One sign of that progress was Elwin Wilson. Inspired by reaction to the inauguration, he sought out U.S. Rep. John Lewis. They had last met in 1961, when Wilson and other white racists brutally beat Lewis during a Freedom Ride civil rights protest in South Carolina.
Wilson apologized, and Lewis accepted.
“I think it will lead to a great deal of healing,” the black congressman said.
The year held many milestones. George Lopez became the first Latino host of a late-night TV show. Ursula Burns became the first black woman to lead a Fortune 500 company, Xerox. The Indian model Padma Lakshmi starred in commercials for shampoo and hamburgers.
More than 2 million people clicked on a humorous but perceptive YouTube ad for Red House Furniture in High Point, N.C., “where white people and black people buy furniture.”
There were signs that the elusive American “conversation on race” gained a foothold last year.
Jen Wang, co-founder of the race and culture blog Disgrasian, said she used to be discouraged by the reluctance to discuss race.
“Something shifted the day that Obama took office,” she says. “There’s something in the conversation that tells me readers feel like if we discuss it, there’s a chance that there will be some change or progress, or at least you will be heard.”
But there was pain amid the progress.
The disorderly conduct arrest of black scholar Henry Louis Gates Jr. by a white officer after he forced open the jammed front door of his home seemed like a throwback to an earlier, divided era.

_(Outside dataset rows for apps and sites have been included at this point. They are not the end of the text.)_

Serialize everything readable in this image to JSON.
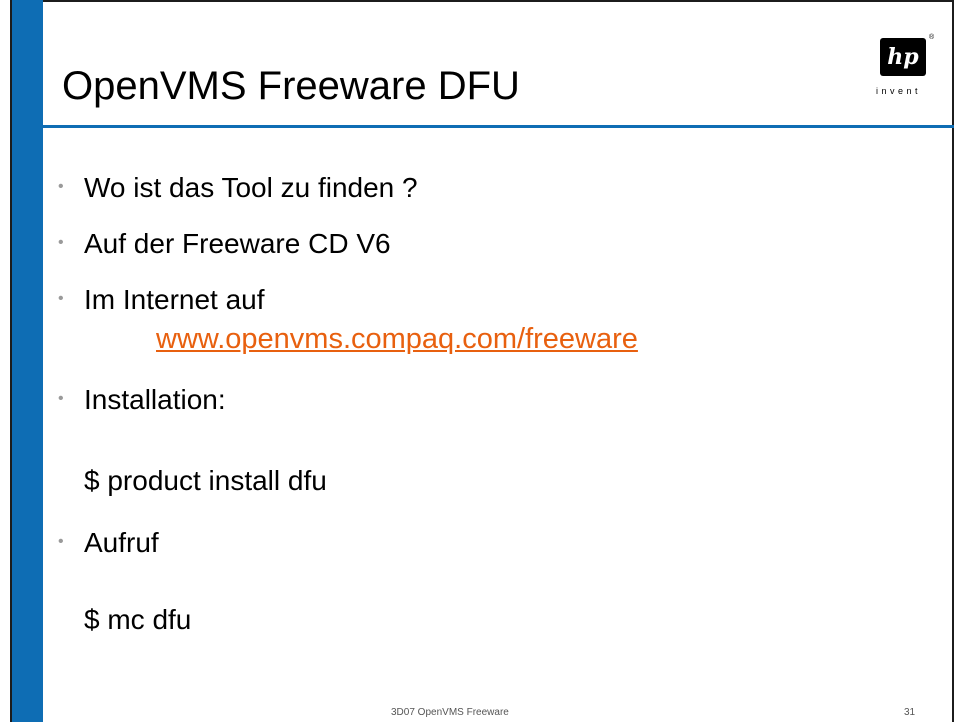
{
  "slide": {
    "title": "OpenVMS Freeware DFU",
    "logo": {
      "mark": "hp",
      "registered": "®",
      "tagline": "invent"
    },
    "bullets": [
      {
        "marker": "•",
        "text": "Wo ist das Tool zu finden ?"
      },
      {
        "marker": "•",
        "text": "Auf der Freeware CD V6"
      },
      {
        "marker": "•",
        "text": "Im Internet auf"
      },
      {
        "marker": "•",
        "text": "Installation:"
      },
      {
        "marker": "•",
        "text": "Aufruf"
      }
    ],
    "link": "www.openvms.compaq.com/freeware",
    "commands": {
      "install": "$ product install dfu",
      "run": "$ mc dfu"
    },
    "footer": {
      "center": "3D07   OpenVMS Freeware",
      "page": "31"
    },
    "colors": {
      "accent_blue": "#0e6db4",
      "link_orange": "#e8600f",
      "bullet_gray": "#9a9a9a"
    }
  }
}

The issue was inflamed when Obama slipped from his race-neutral stance and said that police who arrested Gates had “acted stupidly.” Obama’s poll numbers among whites plunged; he then invited the cop and the professor to meet at the White House.